Finding public servants of the caliber of Paul is difficult in our society. Paul was one of the rare breed that understood the importance of opening and maintaining dialogue on all issues whether they were controversial or not, the importance of ‘informed consent,’ and the art of consensus-building, if not compromise.
We have had the privilege of knowing Paul for most of two decades, and even though politically we are often worlds apart, I have great respect and admiration for this Vanderbilt-educated renaissance of a fellow.
There are those who would say Paul is progressive and liberal; just as there are those who would say I am conservative and a libertarian. I have never much cared for labels rather I prefer Paul’s approach to being a public servant. He is a gentleman who is willing to have an open, honest and spirited conversation about any subject and that my friends can lead to better decision-making on a diversity of issues.
Being a public figure especially one that is in an elected office in any community is not an enviable position. I know that personally because I was a public servant at the executive federal level for almost 20-years. As Paul, and others find out you no longer have much of a private life once you engage in public service; if you have the pathological need to be liked by everyone you also have no business being in public service.
Much like Paul, I set about trying to help government and its elected and employed officials better understand different constituent viewpoints. I sought and developed processes to gather as much data and information as possible so that we could make better decisions especially on those issues that directly affected the people that we served.
I understood and yet became very frustrated with the many different internal and external political agendas and that eventually wore me down and I voluntarily left for the private sector where I have been now almost 22-years.
However, then and now as a practicing informed-consent professional I went about as did Paul the often arduous task of opening and sustaining dialogue, building coalitions and seeking to understand all sides of an issue before presenting alternative solutions and certainly before making a decision.
I found however even after such well-meaning efforts that many decisions were not made in the best interest of the community rather decisions were made as to what was in the best interest of the agency, or the ranking politicos at the time.
Paul brought to the Tybee city council an even-tempered, diplomatic and inquiring approach to consideration of issues when at times others simply tested the limits of patience.
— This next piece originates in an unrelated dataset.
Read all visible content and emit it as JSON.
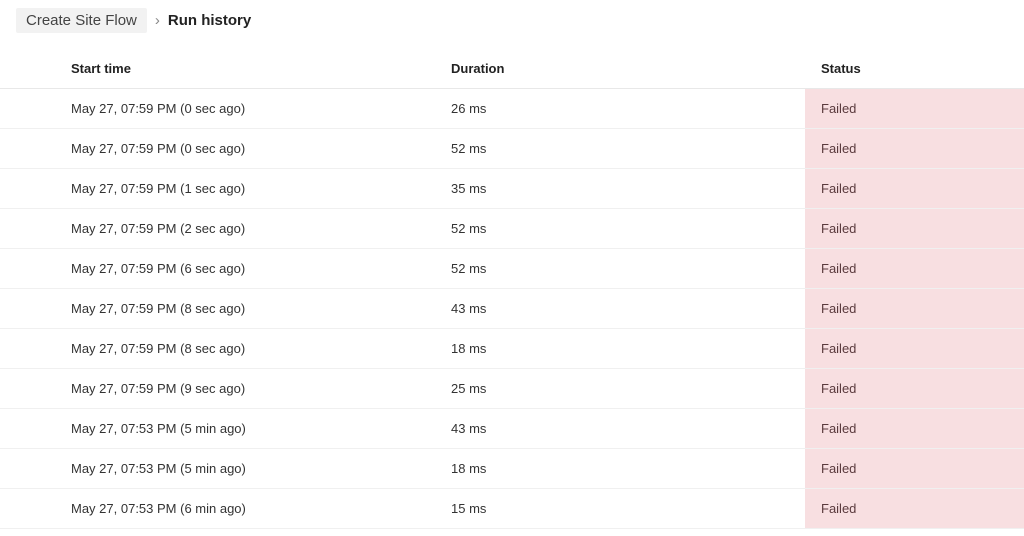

There is nothing new or even unique about follies in locally elected bodies, it is what it is and it always shall be. All politics are local, Tip O’Neil reminded us and so that is the way life is whether at Tybee Island or the heart of New York City.
What was refreshing about Paul was to see more reasoned, deliberate, ethical and thoughtful approaches to the workings of a local government and for that all taxpayers on Tybee Island can be thankful.
I believe Paul has much to be proud of in the service he provided during his tenure and the model of reasoned approach that he chose to follow is one that the current city council would be wise to adopt.
I have come to believe in my maturity that it is people like Paul that help us all see different visions and paths to solutions to the often controversial and thorny problems we face. I came to understand that even when Paul’s opinions varied greatly from my own, that he actively listened and integrated divergent viewpoints into his thinking and that is rare in the partisan world in which we live.
Whatever Paul does next he will do it with energy, compassion, and passion and he will continue to be a contributor to the wacky little island.
Like many of us who have been in the arena many times before, it is best that we tried to advance thinking and action rather than to sit idly on the sidelines. So, I advise my “brother of another mother” to not take the political winds of fortune personally.
Sometimes, as my partner has said, it seems the society in which we live and work is conspiring against good-willed people and their well-intentioned ways and that even those who work on our behalf sometimes don’t seem to do us the favor they intend.
Perhaps, more so than anyone Mark Twain sums up Paul Wolff when he wrote, “An honest man in politics shines more there than he would elsewhere.”
Semper fi brother, DrD